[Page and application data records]
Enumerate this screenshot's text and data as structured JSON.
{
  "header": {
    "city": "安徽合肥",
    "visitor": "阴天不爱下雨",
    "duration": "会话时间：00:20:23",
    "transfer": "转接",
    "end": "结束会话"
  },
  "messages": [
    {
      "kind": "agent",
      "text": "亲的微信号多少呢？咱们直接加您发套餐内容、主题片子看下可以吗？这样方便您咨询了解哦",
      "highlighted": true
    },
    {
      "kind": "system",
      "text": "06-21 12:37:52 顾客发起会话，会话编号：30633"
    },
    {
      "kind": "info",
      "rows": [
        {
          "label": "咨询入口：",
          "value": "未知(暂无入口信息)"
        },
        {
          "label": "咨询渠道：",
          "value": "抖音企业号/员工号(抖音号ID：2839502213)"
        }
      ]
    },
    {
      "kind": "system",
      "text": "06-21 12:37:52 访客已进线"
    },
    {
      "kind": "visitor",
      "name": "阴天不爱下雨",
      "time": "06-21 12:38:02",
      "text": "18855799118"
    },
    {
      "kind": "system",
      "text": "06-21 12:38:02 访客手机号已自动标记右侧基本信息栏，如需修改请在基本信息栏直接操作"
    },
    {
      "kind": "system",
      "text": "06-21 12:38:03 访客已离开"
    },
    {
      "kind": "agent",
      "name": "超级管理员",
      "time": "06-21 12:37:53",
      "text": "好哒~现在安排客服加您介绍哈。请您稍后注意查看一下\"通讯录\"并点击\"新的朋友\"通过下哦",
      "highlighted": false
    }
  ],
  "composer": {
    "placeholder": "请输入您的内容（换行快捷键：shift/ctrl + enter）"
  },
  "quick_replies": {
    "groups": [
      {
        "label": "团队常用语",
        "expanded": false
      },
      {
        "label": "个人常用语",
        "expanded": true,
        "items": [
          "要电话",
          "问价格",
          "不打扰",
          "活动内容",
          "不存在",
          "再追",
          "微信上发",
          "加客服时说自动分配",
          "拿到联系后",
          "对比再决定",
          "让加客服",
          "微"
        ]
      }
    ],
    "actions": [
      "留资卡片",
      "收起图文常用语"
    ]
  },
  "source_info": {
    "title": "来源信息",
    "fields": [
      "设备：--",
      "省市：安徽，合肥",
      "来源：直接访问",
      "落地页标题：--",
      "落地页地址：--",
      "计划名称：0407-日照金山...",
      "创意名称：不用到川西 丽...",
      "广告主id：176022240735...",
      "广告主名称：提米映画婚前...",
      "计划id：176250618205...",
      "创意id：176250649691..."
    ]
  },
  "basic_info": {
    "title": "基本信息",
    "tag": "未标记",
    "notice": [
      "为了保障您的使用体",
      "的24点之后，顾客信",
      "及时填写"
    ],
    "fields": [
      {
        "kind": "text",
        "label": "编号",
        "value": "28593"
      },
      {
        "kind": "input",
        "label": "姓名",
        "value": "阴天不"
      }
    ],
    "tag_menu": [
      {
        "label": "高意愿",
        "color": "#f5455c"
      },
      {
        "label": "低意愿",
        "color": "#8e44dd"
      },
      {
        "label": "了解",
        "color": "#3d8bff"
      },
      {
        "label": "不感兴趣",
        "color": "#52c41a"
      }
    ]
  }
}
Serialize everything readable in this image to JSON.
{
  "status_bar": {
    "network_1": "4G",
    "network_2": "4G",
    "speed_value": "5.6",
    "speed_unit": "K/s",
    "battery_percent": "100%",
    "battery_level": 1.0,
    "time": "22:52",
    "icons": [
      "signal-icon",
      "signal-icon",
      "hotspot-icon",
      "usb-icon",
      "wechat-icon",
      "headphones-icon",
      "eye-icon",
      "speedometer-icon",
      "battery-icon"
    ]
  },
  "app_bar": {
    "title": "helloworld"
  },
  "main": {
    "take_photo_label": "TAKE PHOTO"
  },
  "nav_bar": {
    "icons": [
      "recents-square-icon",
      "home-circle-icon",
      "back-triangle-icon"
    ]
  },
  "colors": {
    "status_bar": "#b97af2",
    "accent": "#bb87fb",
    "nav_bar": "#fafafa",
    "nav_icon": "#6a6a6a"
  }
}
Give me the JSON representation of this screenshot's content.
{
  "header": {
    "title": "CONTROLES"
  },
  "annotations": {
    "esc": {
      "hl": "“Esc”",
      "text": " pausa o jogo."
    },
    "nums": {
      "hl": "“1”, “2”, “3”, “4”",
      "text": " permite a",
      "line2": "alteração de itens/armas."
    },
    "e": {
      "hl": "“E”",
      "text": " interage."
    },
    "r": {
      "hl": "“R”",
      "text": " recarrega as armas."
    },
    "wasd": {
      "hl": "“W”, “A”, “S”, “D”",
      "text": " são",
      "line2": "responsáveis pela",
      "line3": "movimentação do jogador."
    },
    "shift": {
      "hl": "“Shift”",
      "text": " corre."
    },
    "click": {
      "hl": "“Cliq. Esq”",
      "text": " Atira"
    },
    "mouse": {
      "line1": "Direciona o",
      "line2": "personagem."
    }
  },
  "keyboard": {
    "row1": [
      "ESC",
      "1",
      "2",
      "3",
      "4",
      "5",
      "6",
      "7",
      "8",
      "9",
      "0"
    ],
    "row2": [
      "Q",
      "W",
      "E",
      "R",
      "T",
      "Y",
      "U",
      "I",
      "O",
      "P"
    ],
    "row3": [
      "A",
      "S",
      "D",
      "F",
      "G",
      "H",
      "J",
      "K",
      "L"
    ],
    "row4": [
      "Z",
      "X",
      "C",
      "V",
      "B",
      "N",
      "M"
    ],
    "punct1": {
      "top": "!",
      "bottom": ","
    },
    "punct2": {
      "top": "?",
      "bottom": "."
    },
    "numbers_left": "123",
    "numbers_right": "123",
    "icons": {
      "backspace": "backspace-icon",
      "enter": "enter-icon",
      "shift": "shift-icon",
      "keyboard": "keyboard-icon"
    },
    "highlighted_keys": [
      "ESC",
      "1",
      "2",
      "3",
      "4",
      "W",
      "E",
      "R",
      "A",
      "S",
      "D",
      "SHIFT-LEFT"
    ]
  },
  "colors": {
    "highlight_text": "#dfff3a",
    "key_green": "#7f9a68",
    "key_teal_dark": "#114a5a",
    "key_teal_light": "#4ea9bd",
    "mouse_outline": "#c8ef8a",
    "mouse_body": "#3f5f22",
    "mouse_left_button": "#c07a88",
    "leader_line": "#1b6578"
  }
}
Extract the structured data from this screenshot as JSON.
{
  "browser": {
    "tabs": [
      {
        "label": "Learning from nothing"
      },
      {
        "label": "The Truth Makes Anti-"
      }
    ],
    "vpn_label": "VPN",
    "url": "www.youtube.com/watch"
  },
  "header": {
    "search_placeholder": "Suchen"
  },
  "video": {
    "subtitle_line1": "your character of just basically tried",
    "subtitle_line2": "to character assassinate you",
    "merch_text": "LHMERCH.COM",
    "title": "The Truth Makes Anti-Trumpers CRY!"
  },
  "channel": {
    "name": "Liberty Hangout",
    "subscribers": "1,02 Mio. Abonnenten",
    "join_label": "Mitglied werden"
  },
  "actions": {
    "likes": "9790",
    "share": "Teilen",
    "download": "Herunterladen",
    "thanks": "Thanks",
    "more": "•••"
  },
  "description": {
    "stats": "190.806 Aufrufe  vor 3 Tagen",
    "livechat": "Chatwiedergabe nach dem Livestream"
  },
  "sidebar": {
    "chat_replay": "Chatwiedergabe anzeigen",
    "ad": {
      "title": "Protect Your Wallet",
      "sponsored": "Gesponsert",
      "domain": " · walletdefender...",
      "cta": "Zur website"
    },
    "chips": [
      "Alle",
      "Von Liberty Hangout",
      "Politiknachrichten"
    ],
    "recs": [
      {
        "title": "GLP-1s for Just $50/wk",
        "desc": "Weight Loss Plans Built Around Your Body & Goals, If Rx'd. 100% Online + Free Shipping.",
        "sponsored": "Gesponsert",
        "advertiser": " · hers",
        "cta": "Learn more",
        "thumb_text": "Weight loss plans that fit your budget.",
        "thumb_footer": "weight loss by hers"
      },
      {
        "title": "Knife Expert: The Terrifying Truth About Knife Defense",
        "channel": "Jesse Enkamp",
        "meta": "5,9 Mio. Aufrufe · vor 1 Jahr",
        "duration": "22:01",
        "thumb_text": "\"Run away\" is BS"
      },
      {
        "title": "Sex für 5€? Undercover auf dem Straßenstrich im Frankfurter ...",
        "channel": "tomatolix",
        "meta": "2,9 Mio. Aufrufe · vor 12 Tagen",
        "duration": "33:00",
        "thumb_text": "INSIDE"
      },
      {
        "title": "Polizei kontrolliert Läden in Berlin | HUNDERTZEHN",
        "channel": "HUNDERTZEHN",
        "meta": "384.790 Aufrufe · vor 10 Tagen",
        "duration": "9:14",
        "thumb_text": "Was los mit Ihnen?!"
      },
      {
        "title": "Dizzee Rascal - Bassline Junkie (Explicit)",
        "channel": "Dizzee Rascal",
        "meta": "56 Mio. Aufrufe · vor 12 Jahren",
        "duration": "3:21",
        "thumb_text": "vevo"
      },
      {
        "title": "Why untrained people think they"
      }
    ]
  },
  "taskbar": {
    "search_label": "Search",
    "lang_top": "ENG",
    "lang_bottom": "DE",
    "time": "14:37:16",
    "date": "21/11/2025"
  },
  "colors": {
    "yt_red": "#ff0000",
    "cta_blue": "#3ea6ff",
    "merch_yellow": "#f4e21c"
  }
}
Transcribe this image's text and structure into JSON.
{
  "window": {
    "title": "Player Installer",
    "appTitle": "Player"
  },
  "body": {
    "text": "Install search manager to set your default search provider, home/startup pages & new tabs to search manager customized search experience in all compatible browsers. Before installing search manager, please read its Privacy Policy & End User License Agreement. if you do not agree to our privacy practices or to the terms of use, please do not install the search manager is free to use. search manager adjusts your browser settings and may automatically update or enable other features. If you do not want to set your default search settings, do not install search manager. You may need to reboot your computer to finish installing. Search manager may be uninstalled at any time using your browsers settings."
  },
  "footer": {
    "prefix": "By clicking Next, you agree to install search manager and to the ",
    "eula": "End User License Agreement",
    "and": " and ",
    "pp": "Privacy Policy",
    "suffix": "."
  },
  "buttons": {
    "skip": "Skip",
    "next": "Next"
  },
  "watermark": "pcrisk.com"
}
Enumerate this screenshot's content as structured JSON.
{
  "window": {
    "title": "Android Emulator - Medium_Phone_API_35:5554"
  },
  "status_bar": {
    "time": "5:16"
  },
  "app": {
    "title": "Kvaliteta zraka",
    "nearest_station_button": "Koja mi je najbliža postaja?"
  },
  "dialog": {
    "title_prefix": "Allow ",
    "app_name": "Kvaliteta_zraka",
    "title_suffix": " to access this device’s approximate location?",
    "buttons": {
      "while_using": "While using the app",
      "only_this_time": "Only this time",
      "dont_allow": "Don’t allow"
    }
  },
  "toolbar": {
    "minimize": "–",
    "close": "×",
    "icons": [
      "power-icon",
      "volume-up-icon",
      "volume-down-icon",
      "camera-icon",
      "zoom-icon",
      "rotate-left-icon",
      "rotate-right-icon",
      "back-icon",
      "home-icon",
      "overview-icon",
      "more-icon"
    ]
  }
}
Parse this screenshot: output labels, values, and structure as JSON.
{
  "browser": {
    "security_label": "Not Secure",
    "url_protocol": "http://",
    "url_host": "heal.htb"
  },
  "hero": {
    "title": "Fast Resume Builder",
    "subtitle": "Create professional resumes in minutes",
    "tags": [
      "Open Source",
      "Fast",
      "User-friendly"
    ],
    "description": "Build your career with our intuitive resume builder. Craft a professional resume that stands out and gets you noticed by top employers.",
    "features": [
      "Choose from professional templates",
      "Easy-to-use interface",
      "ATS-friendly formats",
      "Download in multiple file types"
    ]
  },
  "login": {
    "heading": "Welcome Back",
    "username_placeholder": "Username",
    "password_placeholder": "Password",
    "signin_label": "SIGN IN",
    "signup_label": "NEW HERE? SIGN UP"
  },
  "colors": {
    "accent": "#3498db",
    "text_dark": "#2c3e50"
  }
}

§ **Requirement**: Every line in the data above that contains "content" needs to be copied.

§ **Result of this exercise**:
Give me the JSON representation of this screenshot's content.
Enumerate this screenshot's content as structured JSON.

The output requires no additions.